#1 MS67+ PCGS grade
MS67 PCGS grade #3 MS67 PCGS grade
MS67 PCGS grade #3 MS67 PCGS grade
PCGS #9328 (MS)     67 #3 MS67 PCGS grade

AGW Collection (PCGS Set Registry)

MS67 PCGS grade #3 MS67 PCGS grade
#3 MS67 PCGS grade
#3 MS67 PCGS grade
#3 MS67 PCGS grade
#3 MS67 PCGS grade
David Hall:

The 1934 Maryland was struck to commemorate the 300th anniversary of the landing of English settlers in Maryland. The original mintage was 25,015 coins and about 15,000 were sold at the initial offering price of $1.00. During 1935, the price was cut and the remainder of the coins were sold at the discounted price.

Today, Marylands are moderately scarce. Most specimens are mint state and the most frequently encountered grades are MS63 to MS66. Superb MS67 examples are rare. Marylands are comparable in rarity to the Lynchburg, Gettysburg, Albany, New Rochelle, and Antietam. Marylands are rarer than the Elgin, Roanoke, Norfolk, Wisconsin, and York, but not as rare as the Robinson or Connecticut.

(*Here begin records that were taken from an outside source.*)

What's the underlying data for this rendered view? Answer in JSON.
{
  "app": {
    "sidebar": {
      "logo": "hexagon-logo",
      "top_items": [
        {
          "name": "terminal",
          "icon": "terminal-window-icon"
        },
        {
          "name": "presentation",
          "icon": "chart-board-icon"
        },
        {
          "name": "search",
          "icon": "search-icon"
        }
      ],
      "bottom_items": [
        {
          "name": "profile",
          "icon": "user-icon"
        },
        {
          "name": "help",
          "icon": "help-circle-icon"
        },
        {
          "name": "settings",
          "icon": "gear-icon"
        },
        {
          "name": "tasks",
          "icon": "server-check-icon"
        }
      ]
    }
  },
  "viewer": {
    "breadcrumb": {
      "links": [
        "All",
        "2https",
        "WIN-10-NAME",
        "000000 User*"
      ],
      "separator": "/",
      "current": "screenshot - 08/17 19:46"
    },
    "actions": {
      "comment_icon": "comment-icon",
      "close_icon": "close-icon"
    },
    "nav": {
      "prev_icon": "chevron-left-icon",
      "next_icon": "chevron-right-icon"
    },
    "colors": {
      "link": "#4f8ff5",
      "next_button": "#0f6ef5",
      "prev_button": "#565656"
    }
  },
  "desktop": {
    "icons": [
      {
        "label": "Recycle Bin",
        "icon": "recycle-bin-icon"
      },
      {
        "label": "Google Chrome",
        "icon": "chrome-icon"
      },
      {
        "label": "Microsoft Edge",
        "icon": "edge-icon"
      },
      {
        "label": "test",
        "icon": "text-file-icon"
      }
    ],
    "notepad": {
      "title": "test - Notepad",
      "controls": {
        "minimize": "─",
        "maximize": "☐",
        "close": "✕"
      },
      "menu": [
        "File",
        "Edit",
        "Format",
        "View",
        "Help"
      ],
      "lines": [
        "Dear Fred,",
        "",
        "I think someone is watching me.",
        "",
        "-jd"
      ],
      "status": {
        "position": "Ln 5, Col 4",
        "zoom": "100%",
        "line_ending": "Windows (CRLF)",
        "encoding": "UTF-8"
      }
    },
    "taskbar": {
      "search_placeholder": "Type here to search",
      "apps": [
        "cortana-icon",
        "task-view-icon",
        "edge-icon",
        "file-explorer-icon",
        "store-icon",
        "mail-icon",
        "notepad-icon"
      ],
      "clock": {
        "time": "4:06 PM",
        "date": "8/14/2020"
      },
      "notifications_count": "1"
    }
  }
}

The Maryland is a very flat design and strike can be an issue, especially on Calvert's nose. Most Marylands are relatively mark-free. And of course eye appeal is very important.